Just before Halloween, a man was standing in line at a Naples haunted house when a 14-year-old girl walked straight up to the man and punched him square in the jaw.

The victim, who was dressed as Donald Trump for the Halloween event, instantly had the girl removed from the premises by the police.

After that, a social media user was talking about the incident saying that the girl should be held accountable.

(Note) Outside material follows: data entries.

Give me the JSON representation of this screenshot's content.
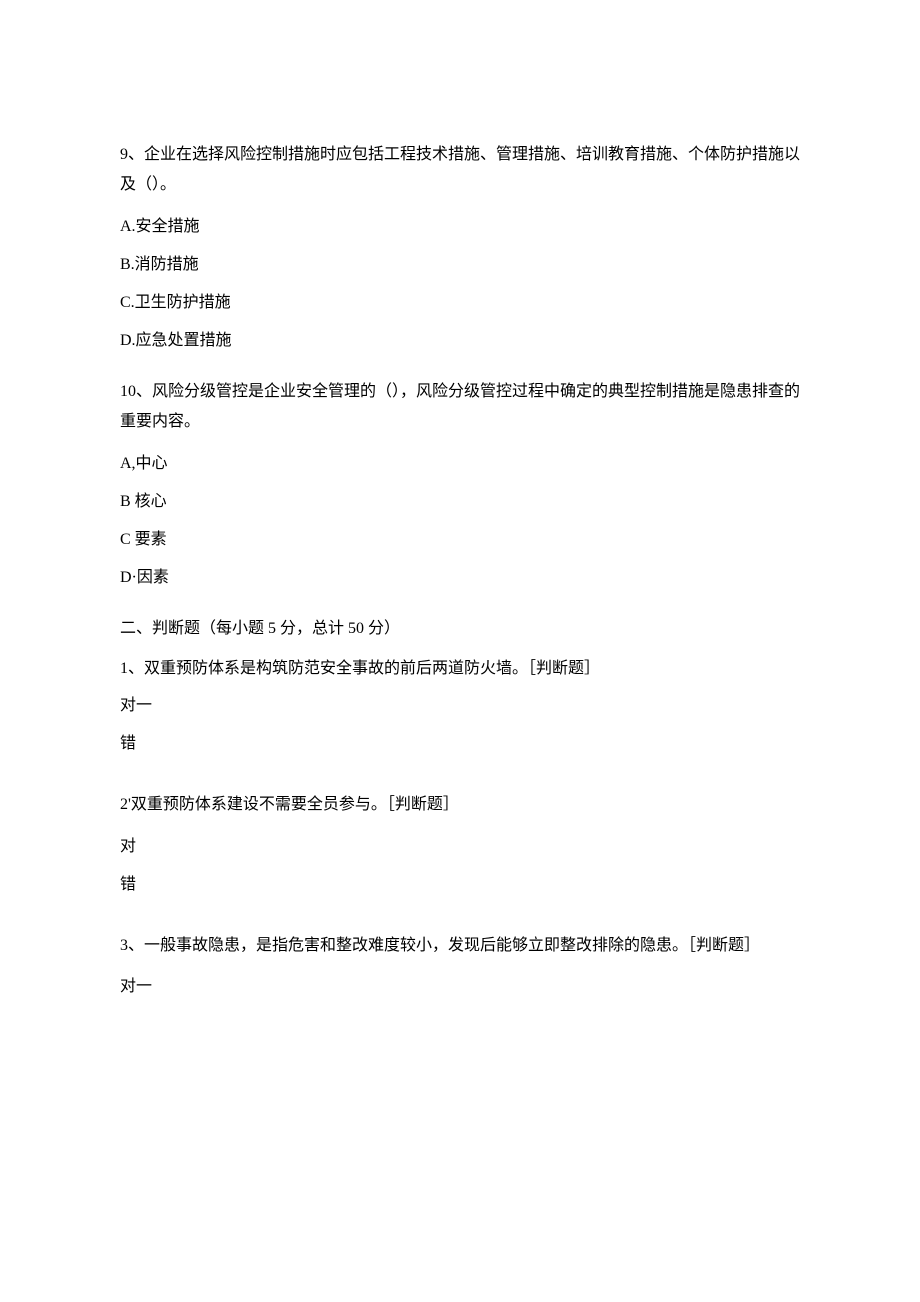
{
  "q9": {
    "text": "9、企业在选择风险控制措施时应包括工程技术措施、管理措施、培训教育措施、个体防护措施以及（）。",
    "options": {
      "a": "A.安全措施",
      "b": "B.消防措施",
      "c": "C.卫生防护措施",
      "d": "D.应急处置措施"
    }
  },
  "q10": {
    "text": "10、风险分级管控是企业安全管理的（），风险分级管控过程中确定的典型控制措施是隐患排查的重要内容。",
    "options": {
      "a": "A,中心",
      "b": "B 核心",
      "c": "C 要素",
      "d": "D·因素"
    }
  },
  "section2": {
    "title": "二、判断题（每小题 5 分，总计 50 分）"
  },
  "j1": {
    "text": "1、双重预防体系是构筑防范安全事故的前后两道防火墙。［判断题］",
    "opt_true": "对一",
    "opt_false": "错"
  },
  "j2": {
    "text": "2'双重预防体系建设不需要全员参与。［判断题］",
    "opt_true": "对",
    "opt_false": "错"
  },
  "j3": {
    "text": "3、一般事故隐患，是指危害和整改难度较小，发现后能够立即整改排除的隐患。［判断题］",
    "opt_true": "对一"
  }
}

But school teacher Mosley disagreed and said that girl should have shot and killed the Trump supporter.

David Mosley, a teacher from Tennessee is apparently rooting for violence against anyone who supports the president. (Facebook)

That set off an online argument with a user named Kirk Strieter, who emailed screenshots of the conversation to school board members with questions about a “disturbing encounter with one of your educators.” 

The comments were being reviewed Wednesday by the CMCSS human resources department.

CMCSS spokeswoman Elise Shelton said everyone has the right to freedom of speech, but their employees are responsible for content posted online.

While declining to comment on this specific situation, as it’s still being reviewed, Shelton said, “We have a social media policy in place for a purpose not to infringe upon freedom of speech, but to be appropriate and respectful. 

“If you identify yourself as a school system employee, then in fact you are somewhat speaking for the school district,” Shelton said.

Until the day after the posting, Mosley’s Facebook profile had his job listed as a CMCSS physical education teacher. The occupation field was not listed on Wednesday, and on Thursday his Facebook account seemed to be hidden or deleted.

Mosley did not return messages seeking comment.

Shelton referred back to the social media use policy the school system abides by as it states that it is recognized that everyone participates in online forms of communication but, “be mindful that what is published will be public for an indefinite time,” states the policy. 

“Employees should be aware of the public and widespread nature of such media and again refrain from any comment that could be deemed unprofessional.”